By Keith Coffman
DENVER (Reuters) - A Colorado woman survived six days trapped in the wreckage of her car after driving off a mountain highway but suffered multiple injuries and must have her feet amputated, a family spokesman said on Monday.
Brian Willie, the family spokesman, told reporters that Kristin Hopkins, 43, of Highlands Ranch, Colorado, had suffered internal and external injuries from the accident. Hopkins is listed in critical condition in St. Anthony Hospital in suburban Denver, according to a hospital spokeswoman.
"While we're hopeful of her prognosis ... doctors were not able to save her feet due to the severity of those injuries," Willie said.
Hopkins, a single mother of four children, was reported missing by her family on April 29, the day of the presumed automobile crash, said Park County, Colorado, Undersheriff Monte Gore.
Gore said a group of people spotted the wreckage of a car on Sunday while driving along a mountain highway near Red Hill Pass, about 65 miles southwest of Denver. They hiked 140 feet down the slope to the crash site.
The group then returned to their vehicle and drove to the sheriff's office, where they reported they had "found a body in a vehicle," Gore said.
When emergency crews reached the site, they found Hopkins alive in her car. One of the first firefighters on scene, Lieutenant James Cravener of the North-West Fire Protection District, said that when rescuers reached the vehicle, Hopkins pressed a hand against the car window.
"At that point, we knew we had a rescue rather than a recovery," Cravener said.
Cravener said Hopkins had written notes on an umbrella that she deployed through the broken rear windshield of the car as a makeshift distress signal.

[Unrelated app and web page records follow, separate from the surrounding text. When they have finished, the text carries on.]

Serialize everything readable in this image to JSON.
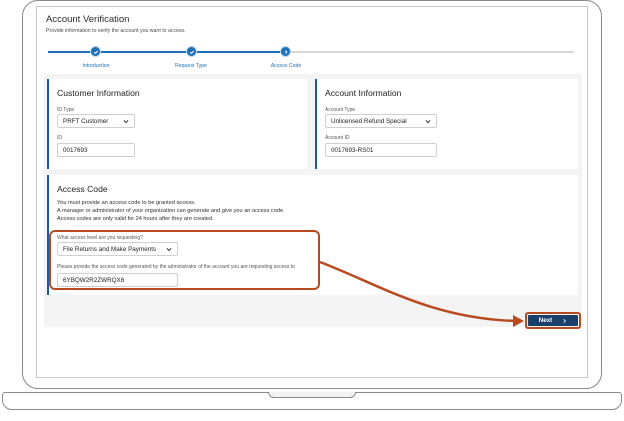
{
  "page": {
    "title": "Account Verification",
    "subtitle": "Provide information to verify the account you want to access."
  },
  "stepper": {
    "steps": [
      {
        "label": "Introduction",
        "state": "complete"
      },
      {
        "label": "Request Type",
        "state": "complete"
      },
      {
        "label": "Access Code",
        "state": "current"
      }
    ]
  },
  "customer": {
    "title": "Customer Information",
    "id_type_label": "ID Type",
    "id_type_value": "PRFT Customer",
    "id_label": "ID",
    "id_value": "0017693"
  },
  "account": {
    "title": "Account Information",
    "type_label": "Account Type",
    "type_value": "Unlicensed Refund Special",
    "id_label": "Account ID",
    "id_value": "0017693-RS01"
  },
  "access": {
    "title": "Access Code",
    "line1": "You must provide an access code to be granted access.",
    "line2": "A manager or administrator of your organization can generate and give you an access code.",
    "line3": "Access codes are only valid for 24 hours after they are created.",
    "level_label": "What access level are you requesting?",
    "level_value": "File Returns and Make Payments",
    "code_label": "Please provide the access code generated by the administrator of the account you are requesting access to",
    "code_value": "6YBQW2R2ZWRQX6"
  },
  "footer": {
    "next_label": "Next",
    "next_icon": "chevron-right-icon"
  },
  "colors": {
    "accent": "#1e6fb8",
    "navy": "#1a3f6b",
    "highlight": "#b84a1f"
  }
}
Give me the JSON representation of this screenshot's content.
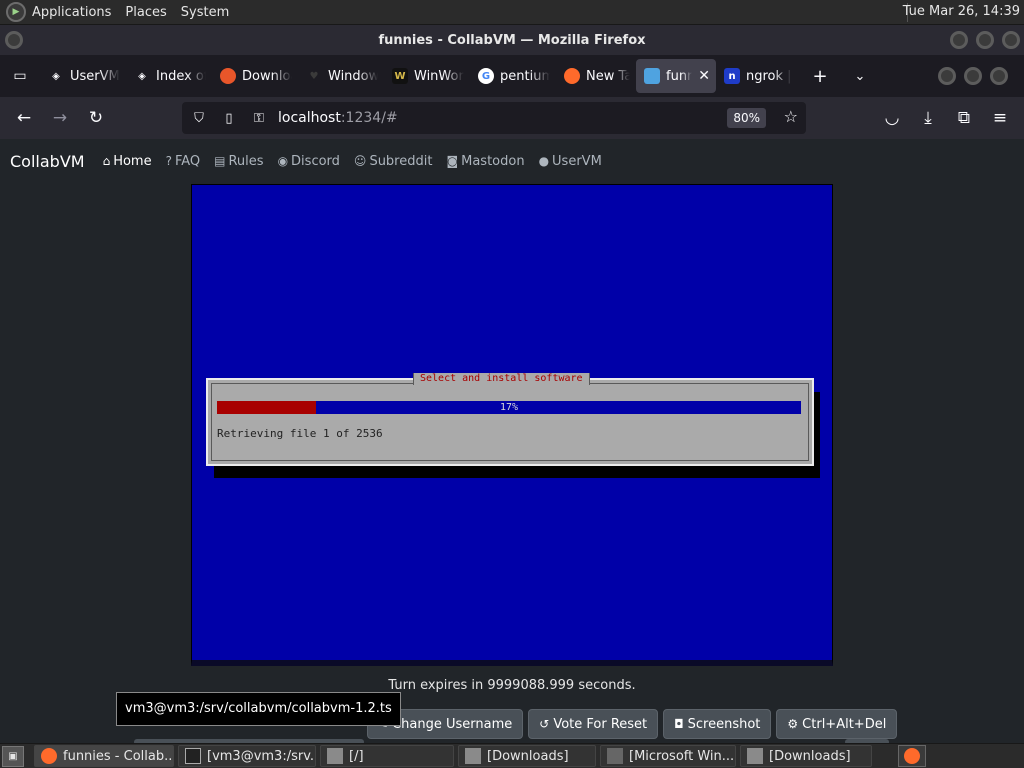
{
  "top_panel": {
    "menus": [
      "Applications",
      "Places",
      "System"
    ],
    "clock": "Tue Mar 26, 14:39"
  },
  "window": {
    "title": "funnies - CollabVM — Mozilla Firefox"
  },
  "tabs": [
    {
      "label": "UserVM",
      "icon": "cube-icon",
      "color": "#ffffff"
    },
    {
      "label": "Index of",
      "icon": "cube-icon",
      "color": "#ffffff"
    },
    {
      "label": "Download",
      "icon": "colorful-logo-icon",
      "color": "#e8562a"
    },
    {
      "label": "Windows",
      "icon": "heart-icon",
      "color": "#3a3a3a"
    },
    {
      "label": "WinWorld",
      "icon": "winworld-icon",
      "color": "#d6b94a"
    },
    {
      "label": "pentium",
      "icon": "google-icon",
      "color": "#ffffff"
    },
    {
      "label": "New Tab",
      "icon": "firefox-icon",
      "color": "#ff6a2b"
    },
    {
      "label": "funnies",
      "icon": "monitor-icon",
      "color": "#4fa3e0"
    },
    {
      "label": "ngrok | ",
      "icon": "ngrok-icon",
      "color": "#1f3cc8"
    }
  ],
  "navbar": {
    "url_host": "localhost",
    "url_path": ":1234/#",
    "zoom": "80%"
  },
  "site": {
    "brand": "CollabVM",
    "links": [
      "Home",
      "FAQ",
      "Rules",
      "Discord",
      "Subreddit",
      "Mastodon",
      "UserVM"
    ]
  },
  "vm": {
    "dialog_title": "Select and install software",
    "progress_percent": 17,
    "progress_label": "17%",
    "status": "Retrieving file 1 of 2536",
    "screen_bg": "#0000a8",
    "progress_fill": "#a80000"
  },
  "turn_text": "Turn expires in 9999088.999 seconds.",
  "buttons": {
    "change_username": "Change Username",
    "vote_reset": "Vote For Reset",
    "screenshot": "Screenshot",
    "ctrl_alt_del": "Ctrl+Alt+Del"
  },
  "tooltip": "vm3@vm3:/srv/collabvm/collabvm-1.2.ts",
  "taskbar": {
    "items": [
      {
        "label": "funnies - Collab...",
        "icon": "firefox-icon"
      },
      {
        "label": "[vm3@vm3:/srv...",
        "icon": "terminal-icon"
      },
      {
        "label": "[/]",
        "icon": "folder-icon"
      },
      {
        "label": "[Downloads]",
        "icon": "folder-icon"
      },
      {
        "label": "[Microsoft Win...",
        "icon": "window-icon"
      },
      {
        "label": "[Downloads]",
        "icon": "folder-icon"
      }
    ]
  }
}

"She wrote a few notes - one said ‘Please help, am bleeding' and another said, ‘Six days with no food or water,' " Cravener said.
Trooper Nate Reid, spokesman for the Colorado State Patrol, said Hopkins had been driving southbound on Highway 285 when she lost control of her Chevrolet Malibu around a curve.
The vehicle was believed to have gone airborne after striking several trees, and rolled several times down a steep embankment before coming to rest upside down in a grove of aspen trees, Reid said.
(Reporting by Keith Coffman; Editing by Steve Gorman, Grant McCool and Douglas Royalty)